Let me now explain how the Valley of Words (VoW) and the National Digital Library of India, based out of IIT K, and the REC, which funds the book awards, are making a humble contribution to this movement. The VoW Foundation receives nominations in eight categories for books published in the last calendar year till the 15th of March, each year, and draws up a long list based on the first reading by VoW’s community of readers and volunteers, published reviews, sales from select bookstores and feedback from the participants of previous editions of VoW. This long list of ten books is then shared with the Jurors, who are usually VoW awardees in that category. Where the winner recuses himself /herself for personal reasons, VoW invites an earlier juror: thus, this year the VoW Awardee for 2021 Ishtiaq Ahmed, currently Professor Emerita at the University of Stockholm was requested to chair the English Non-Fiction Awards. Ahmed’s book on Jinnah has contributed to the scholarship on the partition of the sub-continent, the horrific violence in its aftermath, and the respective roles of the two principal organizations, the AIML and the Congress. The English Fiction jury was headed by Prof Surekha Dangwal, a distinguished professor of English and now the VC of Doon University.  The Doon University also asks its faculty and students to share their critical comments on the short-listed books. This helps get more than one perspective about the book under consideration. For Hindi Fiction and Nonfiction, Neelesh Raghuvanshi, the last year’s winner for her book ‘Sheher Se Dus Kilometre’, and our Board member, and AIR’s top Hindi commentator Laxmi Shanker Bajpai were involved with the short list selection. Raghuvanshi’s book is a riveting tale of life in the outskirts of Bhopal from the viewpoint of a person on a bicycle. The way time and spaces are measured on a bicycle is so different from the helicopter view, or the view from an airconditioned sedan. The smells and the conversations on corner crossings can only be captured when you travel life in slow motion.

Celebrating Diversity

Translations from Bhasahas of Bharat into Hindi and English are salient features of the VoW Awards. Amrita Bera and Lalit Joshi delved into the books in their respective categories. Bera had translated Manoranjan Byapari’s ‘Bhaga Hua Ladka’ in Hindi. This is part of the three-volume autobiography of a Namashudra runaway from East Bengal who learnt to write the Bangla script as an undertrial in the Presidency Jail. A chance meeting with Mahasweta Devi when he was pulling a hand rickshaw transformed his life: he became a chronicler of life on the margins. Joshi had translated Kanyadaan: Hari Mohan Jha’s classic from Maithili. The book was published in 1928, and it has taken nearly one century to capture the life and times of a bygone era, whose echoes still resonate in some ways in the bucolic life of Mithila.

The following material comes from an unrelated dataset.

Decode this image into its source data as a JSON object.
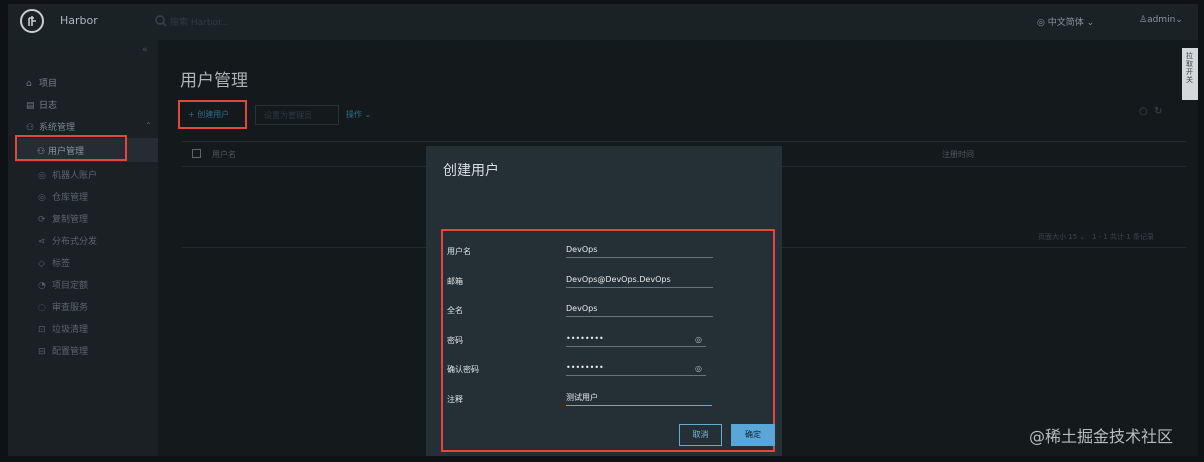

The last two are the bilingual categories – writings for young adults, and for children. Mandira Shah, who wrote Children of the Hidden Land, a mystery series set in the Imphal valley has curated the shortlist for the Young Adults category, and Achintyarup Ray, the bilingual author (Bangla and English) of Jhupli’s Honey Box has put his seal on the five best books in this category.

Next week’s column will be on the ten top translations from Bhashas of Bharat into Hindi and English, for this shows the diversity of writings from across the languages listed in the Eighth Schedule of our Constitution. So, keep reading and   sharing what you have read with the larger community. This will be the best tribute to PN Panicker. And donate your books to the neighbourhood library so that it remains in circulation.

Sanjeev Chopra (born 3 March, 1961) is a retired IAS officer of the 1985 batch, from Kapurthala, Punjab. He is a resident of Dehradun. He is a former Director of the Lal Bahadur Shastri National Academy of Administration and has written a book, “We, the People of the States of Bharat: The Making and Remaking of India’s Internal Boundaries”, published in 2022. He is now the patron and honorary consultant to a literary festival, the Valley of Words International Literary Festival, held annually in Dehradun. Chopra has held the Hubert H Humphrey Fellowship (Cornell), the Robert S McNamara Fellowship (World Bank) and positions at Royal Asiatic Society, London, the Lakshmi Mittal and Family South Asia Institute (Harvard).